▸ **Your objective**:
In the data below, find each line that contains the word "JSON" and copy it.

App and web page records
== == ==
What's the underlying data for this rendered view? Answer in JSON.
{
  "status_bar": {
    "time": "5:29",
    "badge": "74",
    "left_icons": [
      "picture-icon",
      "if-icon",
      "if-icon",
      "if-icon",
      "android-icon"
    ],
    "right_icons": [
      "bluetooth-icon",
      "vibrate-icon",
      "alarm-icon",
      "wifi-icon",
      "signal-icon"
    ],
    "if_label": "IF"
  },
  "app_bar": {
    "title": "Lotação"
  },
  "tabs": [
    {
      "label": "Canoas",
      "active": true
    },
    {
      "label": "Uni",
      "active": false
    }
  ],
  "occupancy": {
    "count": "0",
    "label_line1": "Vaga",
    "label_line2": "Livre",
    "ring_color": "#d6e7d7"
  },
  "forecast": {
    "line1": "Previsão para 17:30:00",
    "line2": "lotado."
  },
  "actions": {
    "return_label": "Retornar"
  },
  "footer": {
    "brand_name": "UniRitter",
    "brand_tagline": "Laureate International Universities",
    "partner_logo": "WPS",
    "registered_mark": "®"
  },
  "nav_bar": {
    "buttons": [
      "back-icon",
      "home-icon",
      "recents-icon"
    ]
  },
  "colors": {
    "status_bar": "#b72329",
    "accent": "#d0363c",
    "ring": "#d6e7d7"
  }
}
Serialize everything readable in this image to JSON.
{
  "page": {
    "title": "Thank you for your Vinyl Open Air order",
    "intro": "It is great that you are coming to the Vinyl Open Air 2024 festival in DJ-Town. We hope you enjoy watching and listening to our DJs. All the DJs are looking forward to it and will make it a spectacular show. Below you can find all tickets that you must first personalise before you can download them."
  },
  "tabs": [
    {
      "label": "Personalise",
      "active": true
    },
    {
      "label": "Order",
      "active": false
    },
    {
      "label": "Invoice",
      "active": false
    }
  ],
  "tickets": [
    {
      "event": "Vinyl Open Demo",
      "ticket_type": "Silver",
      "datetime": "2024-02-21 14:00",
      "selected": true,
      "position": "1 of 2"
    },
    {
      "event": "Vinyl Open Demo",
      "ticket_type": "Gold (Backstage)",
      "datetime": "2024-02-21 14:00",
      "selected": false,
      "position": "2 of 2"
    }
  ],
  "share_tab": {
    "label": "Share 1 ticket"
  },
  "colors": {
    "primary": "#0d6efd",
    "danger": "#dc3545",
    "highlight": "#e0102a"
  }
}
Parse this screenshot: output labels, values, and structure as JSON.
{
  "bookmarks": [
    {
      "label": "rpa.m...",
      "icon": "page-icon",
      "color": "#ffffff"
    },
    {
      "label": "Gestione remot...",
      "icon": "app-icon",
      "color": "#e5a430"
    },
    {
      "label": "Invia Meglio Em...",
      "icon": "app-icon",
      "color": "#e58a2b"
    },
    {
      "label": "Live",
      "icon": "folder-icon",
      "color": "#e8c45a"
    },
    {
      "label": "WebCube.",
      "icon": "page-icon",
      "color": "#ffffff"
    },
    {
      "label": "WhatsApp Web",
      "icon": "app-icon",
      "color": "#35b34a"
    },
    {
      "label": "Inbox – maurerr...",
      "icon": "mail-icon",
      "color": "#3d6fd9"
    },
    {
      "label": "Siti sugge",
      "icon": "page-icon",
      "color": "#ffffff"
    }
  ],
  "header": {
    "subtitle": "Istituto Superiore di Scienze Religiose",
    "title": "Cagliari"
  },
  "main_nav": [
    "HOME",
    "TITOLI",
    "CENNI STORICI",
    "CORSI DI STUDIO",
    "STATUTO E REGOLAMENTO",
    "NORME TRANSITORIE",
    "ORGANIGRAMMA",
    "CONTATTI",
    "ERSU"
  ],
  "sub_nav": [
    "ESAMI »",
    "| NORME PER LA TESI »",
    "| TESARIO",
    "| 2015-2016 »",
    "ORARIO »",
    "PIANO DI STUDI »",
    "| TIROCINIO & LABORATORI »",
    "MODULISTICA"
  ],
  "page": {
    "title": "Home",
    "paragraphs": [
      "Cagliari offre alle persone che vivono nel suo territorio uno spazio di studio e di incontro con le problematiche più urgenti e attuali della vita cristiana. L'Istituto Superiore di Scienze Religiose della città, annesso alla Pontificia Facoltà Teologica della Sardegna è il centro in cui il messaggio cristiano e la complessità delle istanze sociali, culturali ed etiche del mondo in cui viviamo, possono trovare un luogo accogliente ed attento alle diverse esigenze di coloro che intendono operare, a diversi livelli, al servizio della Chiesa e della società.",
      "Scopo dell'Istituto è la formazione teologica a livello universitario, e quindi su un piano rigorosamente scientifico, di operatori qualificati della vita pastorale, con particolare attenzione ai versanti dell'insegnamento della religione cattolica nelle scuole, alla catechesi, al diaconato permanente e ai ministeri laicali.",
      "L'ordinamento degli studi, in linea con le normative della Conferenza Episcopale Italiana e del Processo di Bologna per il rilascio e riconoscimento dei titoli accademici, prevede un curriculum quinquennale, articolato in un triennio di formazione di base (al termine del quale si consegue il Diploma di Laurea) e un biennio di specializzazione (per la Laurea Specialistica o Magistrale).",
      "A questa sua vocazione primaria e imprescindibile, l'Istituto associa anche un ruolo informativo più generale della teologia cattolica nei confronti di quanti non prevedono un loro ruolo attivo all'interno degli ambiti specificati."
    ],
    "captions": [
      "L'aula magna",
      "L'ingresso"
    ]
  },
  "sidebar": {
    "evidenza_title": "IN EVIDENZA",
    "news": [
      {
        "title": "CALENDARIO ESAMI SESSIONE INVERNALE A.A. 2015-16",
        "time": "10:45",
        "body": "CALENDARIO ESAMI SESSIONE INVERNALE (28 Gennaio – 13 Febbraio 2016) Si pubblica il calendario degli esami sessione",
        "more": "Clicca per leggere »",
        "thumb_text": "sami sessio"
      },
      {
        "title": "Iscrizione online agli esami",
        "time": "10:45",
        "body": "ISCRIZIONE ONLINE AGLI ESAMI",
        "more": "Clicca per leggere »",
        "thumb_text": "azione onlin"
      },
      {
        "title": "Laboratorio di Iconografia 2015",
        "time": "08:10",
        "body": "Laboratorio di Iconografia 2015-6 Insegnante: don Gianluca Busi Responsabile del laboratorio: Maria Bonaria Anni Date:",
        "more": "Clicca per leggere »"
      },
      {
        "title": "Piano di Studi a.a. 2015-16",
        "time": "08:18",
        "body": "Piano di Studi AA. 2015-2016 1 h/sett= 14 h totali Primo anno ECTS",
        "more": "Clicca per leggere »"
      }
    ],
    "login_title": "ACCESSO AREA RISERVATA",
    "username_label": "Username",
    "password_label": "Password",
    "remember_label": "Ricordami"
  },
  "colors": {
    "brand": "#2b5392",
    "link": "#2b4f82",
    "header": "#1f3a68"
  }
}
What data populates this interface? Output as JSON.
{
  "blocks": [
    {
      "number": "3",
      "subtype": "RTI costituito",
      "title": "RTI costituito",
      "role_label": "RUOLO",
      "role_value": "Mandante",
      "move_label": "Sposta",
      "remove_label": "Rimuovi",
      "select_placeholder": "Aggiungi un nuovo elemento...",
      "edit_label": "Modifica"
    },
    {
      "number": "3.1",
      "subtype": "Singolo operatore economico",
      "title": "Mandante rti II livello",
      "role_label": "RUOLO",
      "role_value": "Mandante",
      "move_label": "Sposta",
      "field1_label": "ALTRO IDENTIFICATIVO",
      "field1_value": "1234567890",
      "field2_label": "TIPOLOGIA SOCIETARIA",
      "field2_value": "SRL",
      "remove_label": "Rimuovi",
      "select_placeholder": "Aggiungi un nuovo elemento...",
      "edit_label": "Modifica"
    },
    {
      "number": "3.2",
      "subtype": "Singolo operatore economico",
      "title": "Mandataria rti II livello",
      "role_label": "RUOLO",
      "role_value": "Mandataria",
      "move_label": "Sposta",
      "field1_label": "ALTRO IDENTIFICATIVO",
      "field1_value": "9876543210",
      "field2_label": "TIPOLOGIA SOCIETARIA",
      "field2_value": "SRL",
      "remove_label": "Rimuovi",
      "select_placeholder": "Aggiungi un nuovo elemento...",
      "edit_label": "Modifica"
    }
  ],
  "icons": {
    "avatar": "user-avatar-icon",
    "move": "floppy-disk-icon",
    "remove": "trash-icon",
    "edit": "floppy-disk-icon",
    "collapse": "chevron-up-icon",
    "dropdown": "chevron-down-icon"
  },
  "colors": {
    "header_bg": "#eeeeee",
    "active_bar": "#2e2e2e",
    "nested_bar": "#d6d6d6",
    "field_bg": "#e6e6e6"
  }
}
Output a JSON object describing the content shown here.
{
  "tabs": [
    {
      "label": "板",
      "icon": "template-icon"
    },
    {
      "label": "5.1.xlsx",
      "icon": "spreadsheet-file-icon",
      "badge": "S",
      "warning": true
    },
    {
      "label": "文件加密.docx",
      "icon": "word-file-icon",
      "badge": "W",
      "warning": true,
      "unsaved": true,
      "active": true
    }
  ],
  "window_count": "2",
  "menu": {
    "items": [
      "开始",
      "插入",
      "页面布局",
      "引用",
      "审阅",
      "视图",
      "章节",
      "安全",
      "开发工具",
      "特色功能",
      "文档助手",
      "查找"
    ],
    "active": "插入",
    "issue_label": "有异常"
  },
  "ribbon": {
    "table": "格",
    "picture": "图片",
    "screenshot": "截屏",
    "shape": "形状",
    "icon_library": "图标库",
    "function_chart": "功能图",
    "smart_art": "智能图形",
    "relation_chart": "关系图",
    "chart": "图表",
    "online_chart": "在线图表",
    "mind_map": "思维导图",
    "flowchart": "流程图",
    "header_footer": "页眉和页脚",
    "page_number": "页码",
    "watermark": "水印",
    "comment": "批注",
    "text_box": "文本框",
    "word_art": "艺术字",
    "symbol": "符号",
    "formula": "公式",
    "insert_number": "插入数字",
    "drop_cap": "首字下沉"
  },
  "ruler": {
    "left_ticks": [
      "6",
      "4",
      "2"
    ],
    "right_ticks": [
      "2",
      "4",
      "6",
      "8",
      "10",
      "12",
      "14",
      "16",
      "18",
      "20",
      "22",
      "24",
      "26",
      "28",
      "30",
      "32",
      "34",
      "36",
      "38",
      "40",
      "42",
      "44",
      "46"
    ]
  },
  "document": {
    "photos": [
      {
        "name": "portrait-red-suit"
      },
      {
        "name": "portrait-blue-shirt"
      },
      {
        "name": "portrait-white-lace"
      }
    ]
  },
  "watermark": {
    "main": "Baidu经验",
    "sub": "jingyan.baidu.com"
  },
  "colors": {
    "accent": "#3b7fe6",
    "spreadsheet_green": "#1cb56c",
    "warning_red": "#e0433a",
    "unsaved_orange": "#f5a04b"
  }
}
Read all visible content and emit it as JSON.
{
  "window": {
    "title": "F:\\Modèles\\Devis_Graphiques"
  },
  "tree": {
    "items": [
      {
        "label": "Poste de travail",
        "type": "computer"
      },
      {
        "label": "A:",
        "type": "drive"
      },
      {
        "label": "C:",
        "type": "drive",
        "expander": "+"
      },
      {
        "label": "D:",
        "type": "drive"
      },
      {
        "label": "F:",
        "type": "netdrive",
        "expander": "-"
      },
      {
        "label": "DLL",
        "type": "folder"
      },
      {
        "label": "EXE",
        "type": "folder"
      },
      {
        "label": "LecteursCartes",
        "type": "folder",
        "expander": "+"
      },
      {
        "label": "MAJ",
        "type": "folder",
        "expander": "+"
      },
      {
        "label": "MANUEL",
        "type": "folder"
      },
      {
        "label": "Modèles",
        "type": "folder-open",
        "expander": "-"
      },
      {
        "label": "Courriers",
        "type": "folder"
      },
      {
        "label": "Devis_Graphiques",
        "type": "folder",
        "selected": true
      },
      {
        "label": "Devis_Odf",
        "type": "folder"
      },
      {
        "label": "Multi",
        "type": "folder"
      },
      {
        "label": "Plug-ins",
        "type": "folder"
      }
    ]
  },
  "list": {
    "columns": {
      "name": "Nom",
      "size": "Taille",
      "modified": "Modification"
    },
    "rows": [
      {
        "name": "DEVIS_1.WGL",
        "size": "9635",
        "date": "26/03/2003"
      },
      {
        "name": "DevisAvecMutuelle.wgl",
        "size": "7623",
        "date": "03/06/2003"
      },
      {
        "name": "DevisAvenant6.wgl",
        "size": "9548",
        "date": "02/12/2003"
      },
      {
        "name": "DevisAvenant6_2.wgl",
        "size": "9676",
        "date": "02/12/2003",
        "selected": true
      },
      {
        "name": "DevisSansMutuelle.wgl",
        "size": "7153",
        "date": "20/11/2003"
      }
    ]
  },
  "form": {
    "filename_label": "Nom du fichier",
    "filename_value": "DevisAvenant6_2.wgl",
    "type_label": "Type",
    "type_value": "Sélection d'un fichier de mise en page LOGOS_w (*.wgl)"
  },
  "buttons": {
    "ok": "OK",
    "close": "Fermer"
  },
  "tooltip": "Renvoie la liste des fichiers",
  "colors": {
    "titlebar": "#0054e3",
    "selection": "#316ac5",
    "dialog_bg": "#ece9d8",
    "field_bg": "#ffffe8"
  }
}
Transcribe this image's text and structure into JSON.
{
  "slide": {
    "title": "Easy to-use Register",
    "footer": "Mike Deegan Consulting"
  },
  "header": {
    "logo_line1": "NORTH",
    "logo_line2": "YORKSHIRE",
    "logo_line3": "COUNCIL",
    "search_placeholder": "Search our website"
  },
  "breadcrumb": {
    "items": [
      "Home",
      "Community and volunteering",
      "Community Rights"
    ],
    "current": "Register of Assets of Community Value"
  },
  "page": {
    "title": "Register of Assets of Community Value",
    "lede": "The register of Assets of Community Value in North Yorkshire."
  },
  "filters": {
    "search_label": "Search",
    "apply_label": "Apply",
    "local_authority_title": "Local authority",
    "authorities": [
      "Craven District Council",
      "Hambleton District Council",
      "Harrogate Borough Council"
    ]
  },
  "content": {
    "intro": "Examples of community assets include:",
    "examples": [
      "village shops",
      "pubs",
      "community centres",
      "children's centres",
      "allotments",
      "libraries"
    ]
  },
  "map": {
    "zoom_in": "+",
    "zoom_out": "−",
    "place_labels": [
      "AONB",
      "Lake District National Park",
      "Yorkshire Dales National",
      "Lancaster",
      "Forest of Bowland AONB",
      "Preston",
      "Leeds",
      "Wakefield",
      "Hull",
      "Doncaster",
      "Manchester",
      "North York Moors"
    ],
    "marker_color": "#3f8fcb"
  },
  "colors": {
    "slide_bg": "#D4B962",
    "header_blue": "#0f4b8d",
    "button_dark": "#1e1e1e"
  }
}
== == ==
▸ **Solution to this task**:
What's the underlying data for this rendered view? Answer in JSON.
Serialize everything readable in this image to JSON.
Parse this screenshot: output labels, values, and structure as JSON.
What data populates this interface? Output as JSON.
Output a JSON object describing the content shown here.
Read all visible content and emit it as JSON.
Transcribe this image's text and structure into JSON.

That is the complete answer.